Stored entries:
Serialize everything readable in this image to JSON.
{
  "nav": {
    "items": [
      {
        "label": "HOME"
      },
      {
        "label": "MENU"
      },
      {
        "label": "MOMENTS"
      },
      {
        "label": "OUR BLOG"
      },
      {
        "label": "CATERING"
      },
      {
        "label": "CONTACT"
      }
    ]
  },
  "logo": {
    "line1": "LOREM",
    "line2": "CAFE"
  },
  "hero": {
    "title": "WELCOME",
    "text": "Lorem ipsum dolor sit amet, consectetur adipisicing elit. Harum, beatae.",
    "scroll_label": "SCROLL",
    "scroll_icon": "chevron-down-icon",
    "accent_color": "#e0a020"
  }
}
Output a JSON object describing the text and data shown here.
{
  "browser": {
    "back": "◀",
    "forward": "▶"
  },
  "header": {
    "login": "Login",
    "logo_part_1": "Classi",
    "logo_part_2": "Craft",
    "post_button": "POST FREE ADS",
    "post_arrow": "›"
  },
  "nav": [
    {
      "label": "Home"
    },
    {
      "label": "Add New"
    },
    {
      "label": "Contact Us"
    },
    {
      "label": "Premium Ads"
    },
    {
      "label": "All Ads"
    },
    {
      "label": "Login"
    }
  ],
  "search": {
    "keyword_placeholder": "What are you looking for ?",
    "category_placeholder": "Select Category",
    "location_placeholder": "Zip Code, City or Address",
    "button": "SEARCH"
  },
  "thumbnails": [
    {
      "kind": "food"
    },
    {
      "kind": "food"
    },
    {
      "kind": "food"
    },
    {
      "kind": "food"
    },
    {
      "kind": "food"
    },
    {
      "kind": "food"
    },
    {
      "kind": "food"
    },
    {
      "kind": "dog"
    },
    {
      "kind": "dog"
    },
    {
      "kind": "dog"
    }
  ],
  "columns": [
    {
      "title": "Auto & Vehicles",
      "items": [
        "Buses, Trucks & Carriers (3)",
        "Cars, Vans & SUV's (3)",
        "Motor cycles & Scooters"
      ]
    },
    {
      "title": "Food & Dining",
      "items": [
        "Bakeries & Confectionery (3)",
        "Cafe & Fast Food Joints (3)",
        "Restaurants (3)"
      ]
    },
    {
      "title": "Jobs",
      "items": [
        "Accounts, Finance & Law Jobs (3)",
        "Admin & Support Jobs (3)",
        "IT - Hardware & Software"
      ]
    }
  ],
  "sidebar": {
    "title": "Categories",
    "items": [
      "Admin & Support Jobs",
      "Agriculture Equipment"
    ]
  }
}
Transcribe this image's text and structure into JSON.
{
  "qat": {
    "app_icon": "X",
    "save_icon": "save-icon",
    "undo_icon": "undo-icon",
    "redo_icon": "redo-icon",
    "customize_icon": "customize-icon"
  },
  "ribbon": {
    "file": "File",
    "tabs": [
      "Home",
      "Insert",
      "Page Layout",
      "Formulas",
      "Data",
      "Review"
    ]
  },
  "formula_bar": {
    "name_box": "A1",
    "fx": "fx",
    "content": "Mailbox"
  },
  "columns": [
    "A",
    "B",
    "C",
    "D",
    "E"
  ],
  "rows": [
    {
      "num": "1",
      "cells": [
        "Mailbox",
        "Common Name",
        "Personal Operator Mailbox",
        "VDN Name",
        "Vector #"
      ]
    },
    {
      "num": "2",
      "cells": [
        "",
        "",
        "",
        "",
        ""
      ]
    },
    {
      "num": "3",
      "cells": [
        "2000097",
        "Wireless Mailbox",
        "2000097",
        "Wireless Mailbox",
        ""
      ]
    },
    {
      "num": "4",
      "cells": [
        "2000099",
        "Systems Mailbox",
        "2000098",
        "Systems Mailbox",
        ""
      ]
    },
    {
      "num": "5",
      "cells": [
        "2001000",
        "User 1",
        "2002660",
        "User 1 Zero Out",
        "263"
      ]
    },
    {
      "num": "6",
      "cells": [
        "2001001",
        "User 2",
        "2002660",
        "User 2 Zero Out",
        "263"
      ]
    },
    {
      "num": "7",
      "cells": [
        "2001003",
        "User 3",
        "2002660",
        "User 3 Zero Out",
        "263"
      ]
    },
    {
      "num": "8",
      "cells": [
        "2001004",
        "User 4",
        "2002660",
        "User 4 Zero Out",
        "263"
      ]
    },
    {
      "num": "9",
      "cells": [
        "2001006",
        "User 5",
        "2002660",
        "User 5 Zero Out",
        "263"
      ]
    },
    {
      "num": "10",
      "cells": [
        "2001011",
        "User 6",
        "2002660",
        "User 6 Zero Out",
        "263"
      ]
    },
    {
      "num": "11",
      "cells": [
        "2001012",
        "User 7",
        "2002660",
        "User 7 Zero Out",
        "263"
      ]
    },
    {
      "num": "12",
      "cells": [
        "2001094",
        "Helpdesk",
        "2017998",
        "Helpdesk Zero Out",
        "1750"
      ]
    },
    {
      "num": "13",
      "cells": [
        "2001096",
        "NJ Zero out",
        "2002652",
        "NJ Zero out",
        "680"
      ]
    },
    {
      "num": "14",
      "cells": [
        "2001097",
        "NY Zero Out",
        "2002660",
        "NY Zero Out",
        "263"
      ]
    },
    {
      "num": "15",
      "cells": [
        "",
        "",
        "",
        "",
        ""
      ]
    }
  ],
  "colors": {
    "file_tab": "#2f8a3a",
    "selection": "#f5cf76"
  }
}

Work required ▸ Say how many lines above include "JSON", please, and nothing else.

Answer to the problem ▸ 3